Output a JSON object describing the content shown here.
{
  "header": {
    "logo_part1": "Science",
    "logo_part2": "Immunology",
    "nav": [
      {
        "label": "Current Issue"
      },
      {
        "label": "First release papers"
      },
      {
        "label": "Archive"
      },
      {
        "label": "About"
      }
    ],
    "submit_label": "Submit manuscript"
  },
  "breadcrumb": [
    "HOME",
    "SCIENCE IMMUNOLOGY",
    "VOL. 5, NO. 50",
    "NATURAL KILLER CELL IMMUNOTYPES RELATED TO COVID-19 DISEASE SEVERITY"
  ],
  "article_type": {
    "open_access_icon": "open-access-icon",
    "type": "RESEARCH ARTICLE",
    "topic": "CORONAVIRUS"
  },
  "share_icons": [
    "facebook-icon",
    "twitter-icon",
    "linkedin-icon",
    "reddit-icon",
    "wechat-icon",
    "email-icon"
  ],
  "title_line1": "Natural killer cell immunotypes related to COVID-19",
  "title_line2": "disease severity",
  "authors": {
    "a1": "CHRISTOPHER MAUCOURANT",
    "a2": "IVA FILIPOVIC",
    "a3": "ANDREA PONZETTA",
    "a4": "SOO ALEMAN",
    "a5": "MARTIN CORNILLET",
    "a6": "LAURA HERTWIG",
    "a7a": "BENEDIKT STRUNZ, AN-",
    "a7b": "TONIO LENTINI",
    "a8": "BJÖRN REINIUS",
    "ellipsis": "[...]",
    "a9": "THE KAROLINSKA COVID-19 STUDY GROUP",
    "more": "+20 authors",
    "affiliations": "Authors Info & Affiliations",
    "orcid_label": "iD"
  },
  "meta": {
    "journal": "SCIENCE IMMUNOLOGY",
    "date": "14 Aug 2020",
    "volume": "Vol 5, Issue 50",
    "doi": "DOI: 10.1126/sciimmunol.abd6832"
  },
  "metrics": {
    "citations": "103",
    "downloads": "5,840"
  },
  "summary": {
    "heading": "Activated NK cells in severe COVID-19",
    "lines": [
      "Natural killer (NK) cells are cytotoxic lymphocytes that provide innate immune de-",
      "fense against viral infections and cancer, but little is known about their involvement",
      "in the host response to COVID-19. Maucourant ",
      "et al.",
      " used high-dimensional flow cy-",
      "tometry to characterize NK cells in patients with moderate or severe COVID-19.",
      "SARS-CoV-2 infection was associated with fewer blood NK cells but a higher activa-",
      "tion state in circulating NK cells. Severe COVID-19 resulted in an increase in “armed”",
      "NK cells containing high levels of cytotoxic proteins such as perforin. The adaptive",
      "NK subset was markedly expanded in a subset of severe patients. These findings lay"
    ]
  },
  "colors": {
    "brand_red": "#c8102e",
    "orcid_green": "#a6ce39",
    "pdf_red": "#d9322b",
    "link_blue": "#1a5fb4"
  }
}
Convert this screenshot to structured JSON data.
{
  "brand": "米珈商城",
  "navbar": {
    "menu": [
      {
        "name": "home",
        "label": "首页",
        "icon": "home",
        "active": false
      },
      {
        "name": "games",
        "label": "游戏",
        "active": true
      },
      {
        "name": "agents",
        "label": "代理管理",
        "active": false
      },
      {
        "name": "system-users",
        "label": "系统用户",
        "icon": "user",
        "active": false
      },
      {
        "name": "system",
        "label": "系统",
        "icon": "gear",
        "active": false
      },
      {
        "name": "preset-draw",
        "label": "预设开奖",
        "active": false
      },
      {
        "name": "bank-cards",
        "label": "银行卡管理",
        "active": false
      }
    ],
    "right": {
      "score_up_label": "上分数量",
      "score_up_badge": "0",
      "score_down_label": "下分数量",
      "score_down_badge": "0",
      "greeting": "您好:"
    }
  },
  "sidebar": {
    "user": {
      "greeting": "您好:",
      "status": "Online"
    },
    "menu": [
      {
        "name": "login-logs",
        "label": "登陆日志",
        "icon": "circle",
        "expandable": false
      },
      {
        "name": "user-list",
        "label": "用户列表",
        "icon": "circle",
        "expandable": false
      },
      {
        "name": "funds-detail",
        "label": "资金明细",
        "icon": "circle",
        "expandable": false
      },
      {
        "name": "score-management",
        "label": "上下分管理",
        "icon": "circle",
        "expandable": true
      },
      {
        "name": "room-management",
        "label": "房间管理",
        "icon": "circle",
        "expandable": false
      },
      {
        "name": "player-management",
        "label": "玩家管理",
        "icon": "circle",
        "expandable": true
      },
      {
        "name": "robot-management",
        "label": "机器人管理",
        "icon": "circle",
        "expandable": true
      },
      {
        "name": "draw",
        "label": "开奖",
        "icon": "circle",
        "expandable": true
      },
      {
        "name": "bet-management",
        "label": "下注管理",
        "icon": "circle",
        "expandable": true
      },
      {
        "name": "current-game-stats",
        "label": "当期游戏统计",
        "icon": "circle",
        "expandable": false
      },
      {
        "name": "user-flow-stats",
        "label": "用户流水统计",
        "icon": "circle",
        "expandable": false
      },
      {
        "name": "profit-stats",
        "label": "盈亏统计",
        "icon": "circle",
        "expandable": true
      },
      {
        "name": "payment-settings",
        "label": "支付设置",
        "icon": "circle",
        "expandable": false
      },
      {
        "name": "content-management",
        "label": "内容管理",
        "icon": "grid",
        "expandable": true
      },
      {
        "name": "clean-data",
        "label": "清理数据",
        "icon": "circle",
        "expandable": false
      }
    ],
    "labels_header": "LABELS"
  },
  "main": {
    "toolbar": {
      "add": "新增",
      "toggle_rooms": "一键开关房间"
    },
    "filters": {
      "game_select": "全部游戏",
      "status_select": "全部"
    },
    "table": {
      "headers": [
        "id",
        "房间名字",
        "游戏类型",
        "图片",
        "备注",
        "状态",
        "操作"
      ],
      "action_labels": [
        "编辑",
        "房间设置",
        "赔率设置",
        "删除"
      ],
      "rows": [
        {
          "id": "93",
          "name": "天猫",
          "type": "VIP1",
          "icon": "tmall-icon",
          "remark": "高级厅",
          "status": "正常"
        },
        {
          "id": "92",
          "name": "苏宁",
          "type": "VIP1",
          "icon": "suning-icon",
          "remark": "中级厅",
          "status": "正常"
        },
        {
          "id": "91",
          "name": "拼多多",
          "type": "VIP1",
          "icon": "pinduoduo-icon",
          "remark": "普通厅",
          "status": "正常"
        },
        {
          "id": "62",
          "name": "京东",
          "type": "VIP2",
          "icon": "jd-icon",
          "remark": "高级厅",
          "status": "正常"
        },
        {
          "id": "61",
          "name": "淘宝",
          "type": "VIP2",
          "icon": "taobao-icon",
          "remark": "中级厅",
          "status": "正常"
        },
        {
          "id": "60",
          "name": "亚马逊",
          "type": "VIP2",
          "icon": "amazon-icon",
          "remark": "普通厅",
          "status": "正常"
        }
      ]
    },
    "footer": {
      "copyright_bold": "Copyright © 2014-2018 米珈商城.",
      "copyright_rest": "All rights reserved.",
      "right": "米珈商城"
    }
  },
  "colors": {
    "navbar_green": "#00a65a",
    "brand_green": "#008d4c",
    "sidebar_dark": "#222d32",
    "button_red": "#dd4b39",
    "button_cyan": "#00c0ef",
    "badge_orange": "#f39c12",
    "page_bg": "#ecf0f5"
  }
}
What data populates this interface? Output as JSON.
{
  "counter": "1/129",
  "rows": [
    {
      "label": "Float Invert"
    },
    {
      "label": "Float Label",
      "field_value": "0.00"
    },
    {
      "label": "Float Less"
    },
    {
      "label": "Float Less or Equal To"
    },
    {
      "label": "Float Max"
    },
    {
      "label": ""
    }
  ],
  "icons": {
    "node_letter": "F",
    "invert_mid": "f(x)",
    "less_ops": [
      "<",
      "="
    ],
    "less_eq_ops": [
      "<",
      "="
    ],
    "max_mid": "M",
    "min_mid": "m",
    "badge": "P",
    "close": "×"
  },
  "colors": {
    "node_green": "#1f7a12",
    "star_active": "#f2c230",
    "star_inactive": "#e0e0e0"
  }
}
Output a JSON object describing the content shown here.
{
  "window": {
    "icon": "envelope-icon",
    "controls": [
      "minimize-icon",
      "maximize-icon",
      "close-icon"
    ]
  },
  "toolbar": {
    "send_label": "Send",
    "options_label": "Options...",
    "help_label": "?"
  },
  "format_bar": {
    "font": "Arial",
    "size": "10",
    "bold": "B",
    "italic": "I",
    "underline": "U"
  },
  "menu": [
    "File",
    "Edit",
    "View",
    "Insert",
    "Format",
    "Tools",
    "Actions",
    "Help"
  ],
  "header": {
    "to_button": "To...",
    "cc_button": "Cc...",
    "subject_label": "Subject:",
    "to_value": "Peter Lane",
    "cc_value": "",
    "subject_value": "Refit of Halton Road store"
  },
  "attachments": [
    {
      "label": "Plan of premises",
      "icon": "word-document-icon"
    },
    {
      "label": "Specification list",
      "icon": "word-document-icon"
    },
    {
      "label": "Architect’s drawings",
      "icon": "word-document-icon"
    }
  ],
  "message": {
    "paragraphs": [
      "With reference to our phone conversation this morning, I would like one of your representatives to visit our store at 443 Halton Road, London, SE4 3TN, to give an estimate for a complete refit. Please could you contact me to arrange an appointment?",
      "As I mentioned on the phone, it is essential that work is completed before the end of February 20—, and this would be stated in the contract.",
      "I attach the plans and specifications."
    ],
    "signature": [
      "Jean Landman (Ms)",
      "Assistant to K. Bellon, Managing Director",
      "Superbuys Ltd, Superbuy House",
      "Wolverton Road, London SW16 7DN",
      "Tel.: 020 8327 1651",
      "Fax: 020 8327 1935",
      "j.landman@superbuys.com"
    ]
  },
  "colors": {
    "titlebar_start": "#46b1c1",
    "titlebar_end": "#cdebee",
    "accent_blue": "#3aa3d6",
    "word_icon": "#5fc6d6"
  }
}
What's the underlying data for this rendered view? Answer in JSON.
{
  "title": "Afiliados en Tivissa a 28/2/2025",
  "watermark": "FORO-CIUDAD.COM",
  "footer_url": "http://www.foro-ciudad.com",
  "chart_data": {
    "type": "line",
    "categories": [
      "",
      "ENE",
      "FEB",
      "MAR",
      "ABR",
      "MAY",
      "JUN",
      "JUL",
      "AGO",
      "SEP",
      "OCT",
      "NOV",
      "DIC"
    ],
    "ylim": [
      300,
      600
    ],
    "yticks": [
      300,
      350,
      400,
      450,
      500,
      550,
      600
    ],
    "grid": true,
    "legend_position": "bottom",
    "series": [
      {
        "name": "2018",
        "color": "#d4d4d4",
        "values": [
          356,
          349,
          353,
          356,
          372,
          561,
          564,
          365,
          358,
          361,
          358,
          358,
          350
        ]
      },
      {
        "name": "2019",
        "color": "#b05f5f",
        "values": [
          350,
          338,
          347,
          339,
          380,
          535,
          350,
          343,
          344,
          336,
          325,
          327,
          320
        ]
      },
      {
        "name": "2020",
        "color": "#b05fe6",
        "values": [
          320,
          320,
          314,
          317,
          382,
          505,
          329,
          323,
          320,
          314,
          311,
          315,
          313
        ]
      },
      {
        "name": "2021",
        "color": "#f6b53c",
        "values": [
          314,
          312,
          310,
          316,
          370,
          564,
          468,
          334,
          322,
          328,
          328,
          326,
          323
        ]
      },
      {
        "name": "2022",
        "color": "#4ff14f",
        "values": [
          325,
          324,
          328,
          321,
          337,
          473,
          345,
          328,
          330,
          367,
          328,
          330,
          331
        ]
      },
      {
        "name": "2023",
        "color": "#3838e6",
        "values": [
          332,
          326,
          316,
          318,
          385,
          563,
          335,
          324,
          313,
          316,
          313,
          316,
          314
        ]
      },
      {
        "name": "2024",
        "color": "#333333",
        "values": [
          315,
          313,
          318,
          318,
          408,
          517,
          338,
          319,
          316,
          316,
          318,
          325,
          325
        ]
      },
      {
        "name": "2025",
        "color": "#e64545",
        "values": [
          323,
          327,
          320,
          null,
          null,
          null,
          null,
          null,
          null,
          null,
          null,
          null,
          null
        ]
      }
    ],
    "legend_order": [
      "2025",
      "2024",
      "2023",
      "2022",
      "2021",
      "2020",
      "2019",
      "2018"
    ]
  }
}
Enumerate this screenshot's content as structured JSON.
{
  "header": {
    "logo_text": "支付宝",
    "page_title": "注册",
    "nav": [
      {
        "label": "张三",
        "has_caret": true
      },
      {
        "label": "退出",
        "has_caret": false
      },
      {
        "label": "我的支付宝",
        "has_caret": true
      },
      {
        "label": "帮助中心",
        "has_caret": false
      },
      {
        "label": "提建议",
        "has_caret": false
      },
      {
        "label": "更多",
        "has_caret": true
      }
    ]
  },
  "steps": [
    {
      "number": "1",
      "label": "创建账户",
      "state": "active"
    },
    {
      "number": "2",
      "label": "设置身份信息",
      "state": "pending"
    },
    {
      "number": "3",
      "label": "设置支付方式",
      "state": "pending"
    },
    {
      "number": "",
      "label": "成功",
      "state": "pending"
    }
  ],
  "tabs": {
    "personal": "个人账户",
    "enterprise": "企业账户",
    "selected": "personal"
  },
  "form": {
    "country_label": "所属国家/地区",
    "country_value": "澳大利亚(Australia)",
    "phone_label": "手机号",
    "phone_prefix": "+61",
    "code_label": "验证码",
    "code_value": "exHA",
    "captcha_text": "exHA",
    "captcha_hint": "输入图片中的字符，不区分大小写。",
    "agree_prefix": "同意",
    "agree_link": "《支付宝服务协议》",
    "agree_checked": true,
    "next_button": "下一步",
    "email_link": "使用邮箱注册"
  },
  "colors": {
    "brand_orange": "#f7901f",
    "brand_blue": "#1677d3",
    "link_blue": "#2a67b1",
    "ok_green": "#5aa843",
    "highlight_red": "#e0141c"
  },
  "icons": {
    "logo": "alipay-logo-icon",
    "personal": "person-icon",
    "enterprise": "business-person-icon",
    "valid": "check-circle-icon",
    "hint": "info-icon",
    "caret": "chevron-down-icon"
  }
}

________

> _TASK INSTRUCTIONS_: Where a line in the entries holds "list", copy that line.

> _ANSWER SECTION_:
        "name": "user-list",
      "label": "Specification list",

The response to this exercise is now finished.